• _Exercise brief_: Return the listing in full. Keep each line exactly as it is.
━━━
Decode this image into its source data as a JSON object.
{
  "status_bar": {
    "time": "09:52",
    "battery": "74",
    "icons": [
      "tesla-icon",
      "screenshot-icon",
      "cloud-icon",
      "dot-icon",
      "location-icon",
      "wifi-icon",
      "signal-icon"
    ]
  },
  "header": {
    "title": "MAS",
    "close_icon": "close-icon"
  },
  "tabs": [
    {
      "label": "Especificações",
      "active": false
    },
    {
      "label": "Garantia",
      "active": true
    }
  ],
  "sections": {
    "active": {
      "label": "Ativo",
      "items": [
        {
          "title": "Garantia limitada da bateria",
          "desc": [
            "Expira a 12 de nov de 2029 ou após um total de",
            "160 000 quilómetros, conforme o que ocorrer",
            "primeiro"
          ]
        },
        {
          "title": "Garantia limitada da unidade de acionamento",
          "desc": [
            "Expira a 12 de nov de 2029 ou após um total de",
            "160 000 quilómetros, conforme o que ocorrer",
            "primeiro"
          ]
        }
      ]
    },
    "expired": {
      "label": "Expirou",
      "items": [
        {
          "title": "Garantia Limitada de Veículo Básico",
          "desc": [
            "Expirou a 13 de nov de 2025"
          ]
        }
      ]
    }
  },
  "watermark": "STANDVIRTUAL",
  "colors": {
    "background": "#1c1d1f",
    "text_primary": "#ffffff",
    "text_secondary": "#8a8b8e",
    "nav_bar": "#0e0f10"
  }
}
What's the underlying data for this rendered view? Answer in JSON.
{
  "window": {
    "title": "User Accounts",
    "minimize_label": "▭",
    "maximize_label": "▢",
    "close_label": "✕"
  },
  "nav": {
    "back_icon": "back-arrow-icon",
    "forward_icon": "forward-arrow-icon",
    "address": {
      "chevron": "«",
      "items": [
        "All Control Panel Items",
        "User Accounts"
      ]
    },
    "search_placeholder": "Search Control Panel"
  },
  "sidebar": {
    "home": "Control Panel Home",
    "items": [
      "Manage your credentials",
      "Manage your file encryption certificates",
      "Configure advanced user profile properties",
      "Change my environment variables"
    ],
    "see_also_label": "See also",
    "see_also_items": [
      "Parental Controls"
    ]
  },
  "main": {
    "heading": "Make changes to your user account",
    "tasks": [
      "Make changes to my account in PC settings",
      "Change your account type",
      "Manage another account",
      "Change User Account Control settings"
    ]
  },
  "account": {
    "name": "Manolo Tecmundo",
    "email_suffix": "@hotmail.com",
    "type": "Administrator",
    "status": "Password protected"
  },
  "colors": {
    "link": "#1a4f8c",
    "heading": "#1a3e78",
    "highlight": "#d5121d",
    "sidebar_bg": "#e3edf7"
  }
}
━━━
• _Response box_:
Decode this image into its source data as a JSON object.
{
  "status_bar": {
    "time": "09:52",
    "battery": "74",
    "icons": [
      "tesla-icon",
      "screenshot-icon",
      "cloud-icon",
      "dot-icon",
      "location-icon",
      "wifi-icon",
      "signal-icon"
    ]
  },
  "header": {
    "title": "MAS",
    "close_icon": "close-icon"
  },
  "tabs": [
    {
      "label": "Especificações",
      "active": false
    },
    {
      "label": "Garantia",
      "active": true
    }
  ],
  "sections": {
    "active": {
      "label": "Ativo",
      "items": [
        {
          "title": "Garantia limitada da bateria",
          "desc": [
            "Expira a 12 de nov de 2029 ou após um total de",
            "160 000 quilómetros, conforme o que ocorrer",
            "primeiro"
          ]
        },
        {
          "title": "Garantia limitada da unidade de acionamento",
          "desc": [
            "Expira a 12 de nov de 2029 ou após um total de",
            "160 000 quilómetros, conforme o que ocorrer",
            "primeiro"
          ]
        }
      ]
    },
    "expired": {
      "label": "Expirou",
      "items": [
        {
          "title": "Garantia Limitada de Veículo Básico",
          "desc": [
            "Expirou a 13 de nov de 2025"
          ]
        }
      ]
    }
  },
  "watermark": "STANDVIRTUAL",
  "colors": {
    "background": "#1c1d1f",
    "text_primary": "#ffffff",
    "text_secondary": "#8a8b8e",
    "nav_bar": "#0e0f10"
  }
}
What's the underlying data for this rendered view? Answer in JSON.
{
  "window": {
    "title": "User Accounts",
    "minimize_label": "▭",
    "maximize_label": "▢",
    "close_label": "✕"
  },
  "nav": {
    "back_icon": "back-arrow-icon",
    "forward_icon": "forward-arrow-icon",
    "address": {
      "chevron": "«",
      "items": [
        "All Control Panel Items",
        "User Accounts"
      ]
    },
    "search_placeholder": "Search Control Panel"
  },
  "sidebar": {
    "home": "Control Panel Home",
    "items": [
      "Manage your credentials",
      "Manage your file encryption certificates",
      "Configure advanced user profile properties",
      "Change my environment variables"
    ],
    "see_also_label": "See also",
    "see_also_items": [
      "Parental Controls"
    ]
  },
  "main": {
    "heading": "Make changes to your user account",
    "tasks": [
      "Make changes to my account in PC settings",
      "Change your account type",
      "Manage another account",
      "Change User Account Control settings"
    ]
  },
  "account": {
    "name": "Manolo Tecmundo",
    "email_suffix": "@hotmail.com",
    "type": "Administrator",
    "status": "Password protected"
  },
  "colors": {
    "link": "#1a4f8c",
    "heading": "#1a3e78",
    "highlight": "#d5121d",
    "sidebar_bg": "#e3edf7"
  }
}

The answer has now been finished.